• YOUR TASK:
In the entries below, every line that contains "true" must be located and copied.
-.-.-
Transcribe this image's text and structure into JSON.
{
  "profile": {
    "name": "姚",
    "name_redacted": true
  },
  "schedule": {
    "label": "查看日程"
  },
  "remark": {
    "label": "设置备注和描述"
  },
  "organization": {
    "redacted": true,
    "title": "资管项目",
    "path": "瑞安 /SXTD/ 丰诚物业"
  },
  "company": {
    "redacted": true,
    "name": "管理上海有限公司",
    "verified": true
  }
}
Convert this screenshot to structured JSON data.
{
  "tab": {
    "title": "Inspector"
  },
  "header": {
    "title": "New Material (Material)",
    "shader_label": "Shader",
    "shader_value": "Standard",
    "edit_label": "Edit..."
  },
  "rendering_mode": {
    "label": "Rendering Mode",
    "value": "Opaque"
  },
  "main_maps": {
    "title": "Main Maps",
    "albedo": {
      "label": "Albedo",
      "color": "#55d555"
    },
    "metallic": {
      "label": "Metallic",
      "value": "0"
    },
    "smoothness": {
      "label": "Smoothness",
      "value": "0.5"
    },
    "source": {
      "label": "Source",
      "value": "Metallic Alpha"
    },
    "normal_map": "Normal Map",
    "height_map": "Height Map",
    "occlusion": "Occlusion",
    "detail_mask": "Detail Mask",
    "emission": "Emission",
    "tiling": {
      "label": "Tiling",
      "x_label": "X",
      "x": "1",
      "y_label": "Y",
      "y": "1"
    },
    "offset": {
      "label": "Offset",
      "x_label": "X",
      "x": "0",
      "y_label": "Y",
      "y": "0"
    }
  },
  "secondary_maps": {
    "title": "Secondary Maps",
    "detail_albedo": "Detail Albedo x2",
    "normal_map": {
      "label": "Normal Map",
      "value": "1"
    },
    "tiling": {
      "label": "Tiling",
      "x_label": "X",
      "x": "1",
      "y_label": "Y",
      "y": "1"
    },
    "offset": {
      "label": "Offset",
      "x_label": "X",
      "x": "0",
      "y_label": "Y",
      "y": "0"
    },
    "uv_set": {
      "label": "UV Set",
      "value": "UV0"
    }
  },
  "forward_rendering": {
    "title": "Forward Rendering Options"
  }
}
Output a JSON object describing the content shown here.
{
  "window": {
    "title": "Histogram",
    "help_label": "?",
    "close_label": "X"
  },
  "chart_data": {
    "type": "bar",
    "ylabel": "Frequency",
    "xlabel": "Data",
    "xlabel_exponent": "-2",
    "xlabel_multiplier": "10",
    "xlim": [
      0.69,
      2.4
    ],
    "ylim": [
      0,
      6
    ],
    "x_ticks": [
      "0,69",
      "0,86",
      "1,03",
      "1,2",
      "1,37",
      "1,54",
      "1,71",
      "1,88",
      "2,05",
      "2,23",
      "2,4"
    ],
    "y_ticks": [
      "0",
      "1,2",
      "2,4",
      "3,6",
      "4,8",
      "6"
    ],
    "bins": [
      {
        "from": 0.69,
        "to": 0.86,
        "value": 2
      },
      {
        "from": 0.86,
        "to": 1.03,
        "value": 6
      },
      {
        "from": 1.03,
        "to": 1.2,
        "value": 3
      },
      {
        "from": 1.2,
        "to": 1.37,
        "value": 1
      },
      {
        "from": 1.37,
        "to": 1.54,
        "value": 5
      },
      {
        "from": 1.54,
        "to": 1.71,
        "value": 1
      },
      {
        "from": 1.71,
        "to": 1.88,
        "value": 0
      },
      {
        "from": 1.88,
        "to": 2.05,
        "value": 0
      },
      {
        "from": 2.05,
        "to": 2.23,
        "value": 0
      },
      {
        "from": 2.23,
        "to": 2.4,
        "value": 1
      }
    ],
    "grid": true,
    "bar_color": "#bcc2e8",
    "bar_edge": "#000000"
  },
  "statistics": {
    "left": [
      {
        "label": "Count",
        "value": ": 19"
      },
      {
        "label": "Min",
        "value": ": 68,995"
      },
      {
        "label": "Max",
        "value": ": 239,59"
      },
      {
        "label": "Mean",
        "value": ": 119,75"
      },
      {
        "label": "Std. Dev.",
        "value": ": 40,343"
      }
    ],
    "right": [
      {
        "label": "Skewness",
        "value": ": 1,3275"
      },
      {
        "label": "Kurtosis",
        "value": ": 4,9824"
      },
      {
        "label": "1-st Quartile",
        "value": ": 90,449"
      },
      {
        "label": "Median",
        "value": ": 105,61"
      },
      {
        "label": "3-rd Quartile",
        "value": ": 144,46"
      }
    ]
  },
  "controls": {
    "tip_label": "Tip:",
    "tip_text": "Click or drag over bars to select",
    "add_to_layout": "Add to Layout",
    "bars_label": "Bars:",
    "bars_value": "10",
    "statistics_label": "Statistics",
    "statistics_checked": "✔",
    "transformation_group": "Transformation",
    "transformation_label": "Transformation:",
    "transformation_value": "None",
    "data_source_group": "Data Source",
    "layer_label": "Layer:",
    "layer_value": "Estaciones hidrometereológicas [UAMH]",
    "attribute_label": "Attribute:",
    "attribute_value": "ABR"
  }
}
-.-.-
• THE COMPLETED TASK:
    "name_redacted": true
    "redacted": true,
    "redacted": true,
    "verified": true
    "grid": true,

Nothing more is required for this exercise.